Using Baseball-Reference’s unparalleled Play Index I have gone through and assigned whether every ball in play was pulled, up the middle, or to opposite field. This isn’t perfect, because not all balls to the shortstop are necessarily opposite field as they could be up the middle and likewise with other balls that are on the edge of two zones, but I think it gives a good idea of how he has trended. In order to show this graphically I have assigned a value of two to each pulled ball in play, a value of one for each shot up the middle, and a value of zero for all balls to the left side of the infield. By doing this you can see how things have clumped over the year (at each value) and it makes it easy to create a 50 ball in play trendline that shows how his trends have moved over the course of the year. The black line is that trend and any time it’s north of 1.0 he’s pulling the ball more than normal and anytime it’s less than 1.0 he’s going opposite field more.
This yields two pretty large spikes in the second half of the data where he was becoming more pull-conscious. I have split these in half using the vertical black line because it makes the math easy, but also because you can see that that’s the point where he started to become more volatile in his batted ball trajectories. Additionally, I have included his moving wOBAcon which plugs in the the wOBA values of .90 for a single, 1.24 for a double, 1.56 for a triple, and 1.95 for a home run while weighing all outs as being worth 0.00 runs. The dashed line down the middle is his season average wOBAcon, which is only looking at balls in play and not strikeouts or walks, of .370. We see that when he’s going at his best is when he’s going to the left side more, but know that the overall correlation was pretty weak here at 0.08. Still, this seems like solid evidence for a player pulling the ball more. This next chart continues to confirm the visual observation:
He’s going back up the middle at the exact same rate and he has turned around four percentage points of his oppo shots into pulled balls in play. Here’s a look at the exact numbers for those that care:
1st Half: 46 Middle, 62 Oppo, 69 Pull
2nd Half: 46 Middle, 54 Oppo, 77 Pull
That might not seem like a lot, but eight balls that have a solid chance of being a hit to the opposite field instead of a pulled ball can make a difference. As a hypothetical, if all eight of those balls in play were hits to the opposite field and we assume that they were all pulled outs then his average would go from around .310 to roughly .329. That’s kind of a big deal. This is an extreme example, but it goes a long way to show a guy that’s getting away from what he does well.
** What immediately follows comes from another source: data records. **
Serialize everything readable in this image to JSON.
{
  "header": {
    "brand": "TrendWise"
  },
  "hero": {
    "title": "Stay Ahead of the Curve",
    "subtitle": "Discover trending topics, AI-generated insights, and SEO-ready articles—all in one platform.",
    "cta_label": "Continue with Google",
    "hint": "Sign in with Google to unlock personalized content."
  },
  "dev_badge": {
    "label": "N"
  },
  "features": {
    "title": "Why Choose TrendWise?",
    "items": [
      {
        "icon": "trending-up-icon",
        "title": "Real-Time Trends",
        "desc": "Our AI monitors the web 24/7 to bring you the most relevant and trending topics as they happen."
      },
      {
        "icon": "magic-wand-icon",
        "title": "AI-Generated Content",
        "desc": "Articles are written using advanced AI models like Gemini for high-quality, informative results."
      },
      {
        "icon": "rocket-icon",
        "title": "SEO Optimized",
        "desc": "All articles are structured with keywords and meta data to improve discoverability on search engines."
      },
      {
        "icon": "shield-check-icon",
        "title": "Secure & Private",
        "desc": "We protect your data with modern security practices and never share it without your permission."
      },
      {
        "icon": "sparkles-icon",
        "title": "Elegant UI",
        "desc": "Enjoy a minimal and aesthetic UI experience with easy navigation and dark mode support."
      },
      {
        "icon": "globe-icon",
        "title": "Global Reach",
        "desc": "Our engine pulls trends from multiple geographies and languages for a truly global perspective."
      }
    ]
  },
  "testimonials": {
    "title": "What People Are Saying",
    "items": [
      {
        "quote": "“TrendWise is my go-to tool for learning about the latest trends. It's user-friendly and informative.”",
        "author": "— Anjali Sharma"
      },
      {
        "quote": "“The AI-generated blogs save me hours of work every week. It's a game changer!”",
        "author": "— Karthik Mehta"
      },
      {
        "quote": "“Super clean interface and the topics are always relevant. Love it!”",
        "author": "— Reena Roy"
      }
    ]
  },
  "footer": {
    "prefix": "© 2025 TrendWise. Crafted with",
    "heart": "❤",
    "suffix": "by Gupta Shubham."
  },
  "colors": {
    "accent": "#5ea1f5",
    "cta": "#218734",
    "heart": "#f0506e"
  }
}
Ok, well maybe it’s because guys are pitching him inside more so you’d want to see him pulling those pitches, but that’s not really the case. The following charts will back this up, but first let me present the summary data. If we draw a line down the dead center, middle of the plate and say that every contacted ball to the left of the line, from the catcher’s perspective, is away and everything to the right is in then we get this breakdown:
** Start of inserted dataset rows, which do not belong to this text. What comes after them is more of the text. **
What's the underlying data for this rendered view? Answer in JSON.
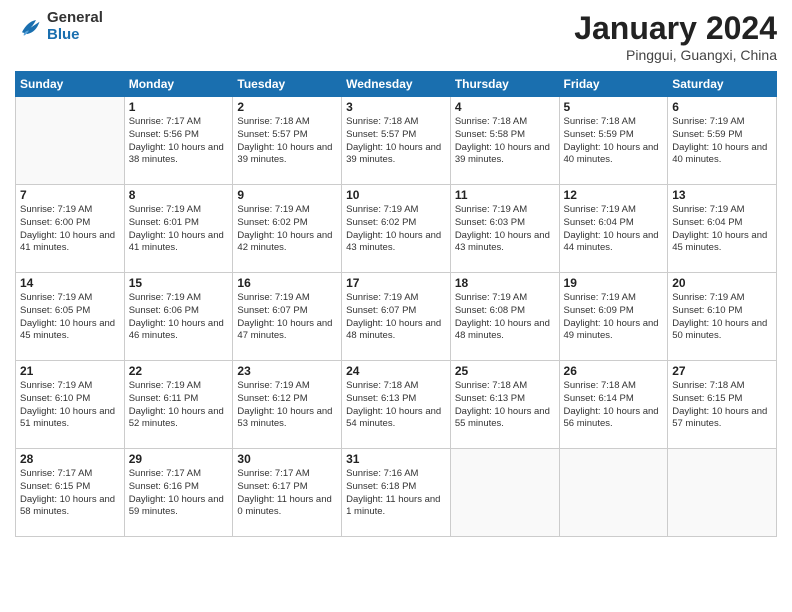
{
  "logo": {
    "general": "General",
    "blue": "Blue"
  },
  "title": {
    "month_year": "January 2024",
    "location": "Pinggui, Guangxi, China"
  },
  "weekdays": [
    "Sunday",
    "Monday",
    "Tuesday",
    "Wednesday",
    "Thursday",
    "Friday",
    "Saturday"
  ],
  "weeks": [
    [
      {
        "day": "",
        "info": ""
      },
      {
        "day": "1",
        "info": "Sunrise: 7:17 AM\nSunset: 5:56 PM\nDaylight: 10 hours\nand 38 minutes."
      },
      {
        "day": "2",
        "info": "Sunrise: 7:18 AM\nSunset: 5:57 PM\nDaylight: 10 hours\nand 39 minutes."
      },
      {
        "day": "3",
        "info": "Sunrise: 7:18 AM\nSunset: 5:57 PM\nDaylight: 10 hours\nand 39 minutes."
      },
      {
        "day": "4",
        "info": "Sunrise: 7:18 AM\nSunset: 5:58 PM\nDaylight: 10 hours\nand 39 minutes."
      },
      {
        "day": "5",
        "info": "Sunrise: 7:18 AM\nSunset: 5:59 PM\nDaylight: 10 hours\nand 40 minutes."
      },
      {
        "day": "6",
        "info": "Sunrise: 7:19 AM\nSunset: 5:59 PM\nDaylight: 10 hours\nand 40 minutes."
      }
    ],
    [
      {
        "day": "7",
        "info": "Sunrise: 7:19 AM\nSunset: 6:00 PM\nDaylight: 10 hours\nand 41 minutes."
      },
      {
        "day": "8",
        "info": "Sunrise: 7:19 AM\nSunset: 6:01 PM\nDaylight: 10 hours\nand 41 minutes."
      },
      {
        "day": "9",
        "info": "Sunrise: 7:19 AM\nSunset: 6:02 PM\nDaylight: 10 hours\nand 42 minutes."
      },
      {
        "day": "10",
        "info": "Sunrise: 7:19 AM\nSunset: 6:02 PM\nDaylight: 10 hours\nand 43 minutes."
      },
      {
        "day": "11",
        "info": "Sunrise: 7:19 AM\nSunset: 6:03 PM\nDaylight: 10 hours\nand 43 minutes."
      },
      {
        "day": "12",
        "info": "Sunrise: 7:19 AM\nSunset: 6:04 PM\nDaylight: 10 hours\nand 44 minutes."
      },
      {
        "day": "13",
        "info": "Sunrise: 7:19 AM\nSunset: 6:04 PM\nDaylight: 10 hours\nand 45 minutes."
      }
    ],
    [
      {
        "day": "14",
        "info": "Sunrise: 7:19 AM\nSunset: 6:05 PM\nDaylight: 10 hours\nand 45 minutes."
      },
      {
        "day": "15",
        "info": "Sunrise: 7:19 AM\nSunset: 6:06 PM\nDaylight: 10 hours\nand 46 minutes."
      },
      {
        "day": "16",
        "info": "Sunrise: 7:19 AM\nSunset: 6:07 PM\nDaylight: 10 hours\nand 47 minutes."
      },
      {
        "day": "17",
        "info": "Sunrise: 7:19 AM\nSunset: 6:07 PM\nDaylight: 10 hours\nand 48 minutes."
      },
      {
        "day": "18",
        "info": "Sunrise: 7:19 AM\nSunset: 6:08 PM\nDaylight: 10 hours\nand 48 minutes."
      },
      {
        "day": "19",
        "info": "Sunrise: 7:19 AM\nSunset: 6:09 PM\nDaylight: 10 hours\nand 49 minutes."
      },
      {
        "day": "20",
        "info": "Sunrise: 7:19 AM\nSunset: 6:10 PM\nDaylight: 10 hours\nand 50 minutes."
      }
    ],
    [
      {
        "day": "21",
        "info": "Sunrise: 7:19 AM\nSunset: 6:10 PM\nDaylight: 10 hours\nand 51 minutes."
      },
      {
        "day": "22",
        "info": "Sunrise: 7:19 AM\nSunset: 6:11 PM\nDaylight: 10 hours\nand 52 minutes."
      },
      {
        "day": "23",
        "info": "Sunrise: 7:19 AM\nSunset: 6:12 PM\nDaylight: 10 hours\nand 53 minutes."
      },
      {
        "day": "24",
        "info": "Sunrise: 7:18 AM\nSunset: 6:13 PM\nDaylight: 10 hours\nand 54 minutes."
      },
      {
        "day": "25",
        "info": "Sunrise: 7:18 AM\nSunset: 6:13 PM\nDaylight: 10 hours\nand 55 minutes."
      },
      {
        "day": "26",
        "info": "Sunrise: 7:18 AM\nSunset: 6:14 PM\nDaylight: 10 hours\nand 56 minutes."
      },
      {
        "day": "27",
        "info": "Sunrise: 7:18 AM\nSunset: 6:15 PM\nDaylight: 10 hours\nand 57 minutes."
      }
    ],
    [
      {
        "day": "28",
        "info": "Sunrise: 7:17 AM\nSunset: 6:15 PM\nDaylight: 10 hours\nand 58 minutes."
      },
      {
        "day": "29",
        "info": "Sunrise: 7:17 AM\nSunset: 6:16 PM\nDaylight: 10 hours\nand 59 minutes."
      },
      {
        "day": "30",
        "info": "Sunrise: 7:17 AM\nSunset: 6:17 PM\nDaylight: 11 hours\nand 0 minutes."
      },
      {
        "day": "31",
        "info": "Sunrise: 7:16 AM\nSunset: 6:18 PM\nDaylight: 11 hours\nand 1 minute."
      },
      {
        "day": "",
        "info": ""
      },
      {
        "day": "",
        "info": ""
      },
      {
        "day": "",
        "info": ""
      }
    ]
  ]
}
1st Half: Away 117 pitches, Inside 60 pitches, 66% Away, 34% Inside
2nd Half: Away 118 pitches, Inside 58 pitches, 67% Away, 33% Inside
He’s putting balls in play at almost the exact same rate based on where it’s pitched, but here’s a detailed look at where each contacted pitch is headed:
In the first half subset we see that, sure, he pulls some pitches that are middle and away, but pretty much everything well away he’s just taking the other way and almost everything inside is being pulled or back up the gut. How has that changed over the second half subset:
Now we’re seeing a bunch of pitches middle and away being pulled. Many of these are down which means he’s basically going to turn over a cheap grounder to the right side if he tries to pull that. These are pitches that can burn worms nicely if they’re taken the other way. This may come across as a simplistic look at this sort of thing, but I feel there is real value here and that a guy that has the ability to be a very good hitter is getting away from the one thing that allows him to achieve the upper bounds of his ability. James Loney has had a nice season, but he could re-realize his incredible early success if he gets back to going with pitches, particularly those that are on the outer half of the plate.